3. Exploration of Identity and Self-Expression:
Manga offers a platform for exploring and expressing individual and collective identity. Different genres cater to diverse audiences, ranging from children and adolescents to adults. From shōnen (targeted at young boys) to shōjo (targeted at young girls) and seinen (targeted at adult men) to josei (targeted at adult women), each genre represents specific aspects of Japanese identity and experiences, resonating with readers of different ages and genders.
4. Breaking Social Barriers:
Manga has been instrumental in breaking social barriers and addressing taboo subjects. It fearlessly explores sensitive topics such as mental health, gender identity, LGBTQ+ rights, and social injustices. By bringing these issues to the forefront, manga fosters discussions and encourages social progress and inclusivity.
5. A Global Cultural Ambassador:
Manga's impact is not limited to Japan; it has emerged as a global cultural ambassador. Translated manga is immensely popular worldwide, introducing international audiences to Japanese culture and societal values. The universal themes explored in manga, such as friendship, love, and perseverance, transcend cultural boundaries, allowing readers from diverse backgrounds to connect with the stories on a human level.
6. Fostering Creativity and Artistry:
Manga's cultural significance extends to its influence on artistic expression. The intricate artwork, dynamic compositions, and attention to detail inspire aspiring artists worldwide. Manga has not only encouraged creativity within Japan but has also influenced the global comic and graphic novel industry, leading to the development of new styles and storytelling techniques.

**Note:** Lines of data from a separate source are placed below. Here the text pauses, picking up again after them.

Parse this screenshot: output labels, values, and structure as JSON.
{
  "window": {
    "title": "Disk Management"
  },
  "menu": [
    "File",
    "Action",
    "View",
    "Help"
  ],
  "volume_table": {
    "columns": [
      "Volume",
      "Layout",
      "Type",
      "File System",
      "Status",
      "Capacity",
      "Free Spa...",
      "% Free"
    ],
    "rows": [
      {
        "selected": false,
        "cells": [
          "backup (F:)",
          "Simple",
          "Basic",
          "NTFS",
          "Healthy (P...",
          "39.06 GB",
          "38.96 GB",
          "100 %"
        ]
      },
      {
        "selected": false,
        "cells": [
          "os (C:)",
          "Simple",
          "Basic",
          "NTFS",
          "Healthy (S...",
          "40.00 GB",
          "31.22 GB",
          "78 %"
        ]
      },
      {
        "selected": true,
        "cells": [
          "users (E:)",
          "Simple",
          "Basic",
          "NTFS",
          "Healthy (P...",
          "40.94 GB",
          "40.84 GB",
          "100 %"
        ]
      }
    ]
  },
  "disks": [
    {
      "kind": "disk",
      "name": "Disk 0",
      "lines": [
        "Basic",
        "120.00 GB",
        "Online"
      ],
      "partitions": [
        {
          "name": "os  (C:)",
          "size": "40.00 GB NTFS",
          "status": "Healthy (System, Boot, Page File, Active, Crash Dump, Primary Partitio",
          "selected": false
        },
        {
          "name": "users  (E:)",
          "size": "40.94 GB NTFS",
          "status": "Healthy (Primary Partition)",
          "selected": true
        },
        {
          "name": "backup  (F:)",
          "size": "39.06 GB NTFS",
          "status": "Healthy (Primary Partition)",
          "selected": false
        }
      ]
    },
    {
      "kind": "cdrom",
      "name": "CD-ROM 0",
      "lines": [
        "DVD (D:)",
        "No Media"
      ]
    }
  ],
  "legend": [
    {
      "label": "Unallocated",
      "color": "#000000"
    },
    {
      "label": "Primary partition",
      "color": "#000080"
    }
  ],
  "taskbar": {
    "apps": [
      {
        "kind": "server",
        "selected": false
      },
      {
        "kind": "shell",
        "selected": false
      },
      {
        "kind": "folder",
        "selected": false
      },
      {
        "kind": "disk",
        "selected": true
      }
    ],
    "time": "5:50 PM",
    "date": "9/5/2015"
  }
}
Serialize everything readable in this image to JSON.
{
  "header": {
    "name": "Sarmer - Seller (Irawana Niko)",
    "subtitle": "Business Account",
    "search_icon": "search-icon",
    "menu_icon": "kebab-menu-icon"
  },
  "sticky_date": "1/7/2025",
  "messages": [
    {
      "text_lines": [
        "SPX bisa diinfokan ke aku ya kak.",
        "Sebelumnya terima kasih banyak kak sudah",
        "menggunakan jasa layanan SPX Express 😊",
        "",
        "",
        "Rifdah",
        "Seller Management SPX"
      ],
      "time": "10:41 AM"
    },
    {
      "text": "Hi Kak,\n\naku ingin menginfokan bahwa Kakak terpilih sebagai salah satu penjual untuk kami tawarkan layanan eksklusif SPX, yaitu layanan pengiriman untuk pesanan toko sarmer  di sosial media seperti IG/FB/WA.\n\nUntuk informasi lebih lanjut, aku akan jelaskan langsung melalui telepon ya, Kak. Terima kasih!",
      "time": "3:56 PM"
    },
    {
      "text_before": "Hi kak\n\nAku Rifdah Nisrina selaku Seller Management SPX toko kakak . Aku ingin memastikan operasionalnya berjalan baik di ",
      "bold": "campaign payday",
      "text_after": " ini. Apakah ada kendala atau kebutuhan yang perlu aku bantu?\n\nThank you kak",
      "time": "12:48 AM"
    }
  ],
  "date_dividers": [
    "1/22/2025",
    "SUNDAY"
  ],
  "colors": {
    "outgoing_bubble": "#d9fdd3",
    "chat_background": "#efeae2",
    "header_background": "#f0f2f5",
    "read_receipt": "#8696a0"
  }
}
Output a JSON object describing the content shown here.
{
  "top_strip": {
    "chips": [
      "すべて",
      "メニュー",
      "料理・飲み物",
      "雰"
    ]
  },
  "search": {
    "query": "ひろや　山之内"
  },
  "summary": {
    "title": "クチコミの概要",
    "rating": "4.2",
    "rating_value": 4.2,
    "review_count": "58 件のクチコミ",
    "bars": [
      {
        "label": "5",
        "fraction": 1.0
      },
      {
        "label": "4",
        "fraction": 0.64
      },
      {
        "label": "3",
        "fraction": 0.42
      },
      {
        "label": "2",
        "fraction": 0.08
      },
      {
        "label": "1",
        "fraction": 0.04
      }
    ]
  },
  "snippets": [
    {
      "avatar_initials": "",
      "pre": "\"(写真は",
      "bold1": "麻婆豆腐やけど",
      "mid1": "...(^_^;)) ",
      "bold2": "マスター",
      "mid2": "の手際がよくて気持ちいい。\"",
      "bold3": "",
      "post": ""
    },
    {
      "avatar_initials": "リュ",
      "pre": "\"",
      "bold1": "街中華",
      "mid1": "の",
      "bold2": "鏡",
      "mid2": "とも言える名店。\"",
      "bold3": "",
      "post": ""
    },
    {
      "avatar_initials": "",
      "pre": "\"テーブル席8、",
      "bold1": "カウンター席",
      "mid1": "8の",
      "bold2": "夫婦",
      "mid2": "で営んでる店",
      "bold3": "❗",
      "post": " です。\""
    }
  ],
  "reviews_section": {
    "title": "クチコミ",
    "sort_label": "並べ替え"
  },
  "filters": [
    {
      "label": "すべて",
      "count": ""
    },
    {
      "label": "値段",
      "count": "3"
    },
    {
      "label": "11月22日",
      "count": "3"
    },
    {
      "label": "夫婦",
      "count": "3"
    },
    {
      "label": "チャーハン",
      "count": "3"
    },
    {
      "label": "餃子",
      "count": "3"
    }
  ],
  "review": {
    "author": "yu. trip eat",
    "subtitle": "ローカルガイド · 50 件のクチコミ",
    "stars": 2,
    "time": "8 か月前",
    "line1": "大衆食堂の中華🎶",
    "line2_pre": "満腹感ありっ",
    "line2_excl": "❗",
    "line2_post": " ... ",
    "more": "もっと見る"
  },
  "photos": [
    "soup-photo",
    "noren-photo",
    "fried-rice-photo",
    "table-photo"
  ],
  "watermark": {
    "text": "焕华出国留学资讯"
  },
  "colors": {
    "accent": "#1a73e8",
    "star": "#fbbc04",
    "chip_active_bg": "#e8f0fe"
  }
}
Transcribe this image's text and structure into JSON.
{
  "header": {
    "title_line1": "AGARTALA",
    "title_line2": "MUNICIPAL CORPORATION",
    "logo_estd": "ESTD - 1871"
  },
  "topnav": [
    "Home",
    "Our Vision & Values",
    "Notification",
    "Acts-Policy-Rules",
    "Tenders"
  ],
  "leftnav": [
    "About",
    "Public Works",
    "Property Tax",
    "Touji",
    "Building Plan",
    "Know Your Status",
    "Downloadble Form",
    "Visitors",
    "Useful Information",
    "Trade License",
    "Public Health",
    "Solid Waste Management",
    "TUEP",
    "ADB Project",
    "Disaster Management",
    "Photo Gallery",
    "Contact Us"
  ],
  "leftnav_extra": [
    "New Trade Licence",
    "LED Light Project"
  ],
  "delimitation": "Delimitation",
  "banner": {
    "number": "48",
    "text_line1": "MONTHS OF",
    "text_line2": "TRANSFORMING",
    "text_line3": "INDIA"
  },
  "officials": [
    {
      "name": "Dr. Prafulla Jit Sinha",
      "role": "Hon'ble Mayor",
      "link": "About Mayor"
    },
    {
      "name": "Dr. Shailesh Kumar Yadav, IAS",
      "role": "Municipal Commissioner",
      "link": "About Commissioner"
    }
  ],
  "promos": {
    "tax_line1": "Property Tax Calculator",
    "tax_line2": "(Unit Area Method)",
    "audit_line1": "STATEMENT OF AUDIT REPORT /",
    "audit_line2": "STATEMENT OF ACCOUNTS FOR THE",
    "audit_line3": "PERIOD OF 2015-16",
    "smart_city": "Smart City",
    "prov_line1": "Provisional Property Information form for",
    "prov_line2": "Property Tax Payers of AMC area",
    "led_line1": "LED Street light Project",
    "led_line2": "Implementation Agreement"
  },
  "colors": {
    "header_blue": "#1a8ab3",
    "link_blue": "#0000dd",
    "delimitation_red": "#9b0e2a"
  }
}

Manga's cultural significance lies in its ability to reflect and shape Japanese society. As a powerful storytelling medium, manga captures the essence of Japan's historical heritage, social values, and contemporary issues. It serves as a vessel for self-expression, breaking social barriers, and fostering creativity. Beyond being a source of entertainment, manga remains a testament to the dynamic relationship between art, culture, and the people it represents. As manga continues to evolve and inspire generations to come, its role as a cultural icon will undoubtedly endure, contributing to the rich tapestry of Japanese society and leaving an indelible mark on the global artistic landscape.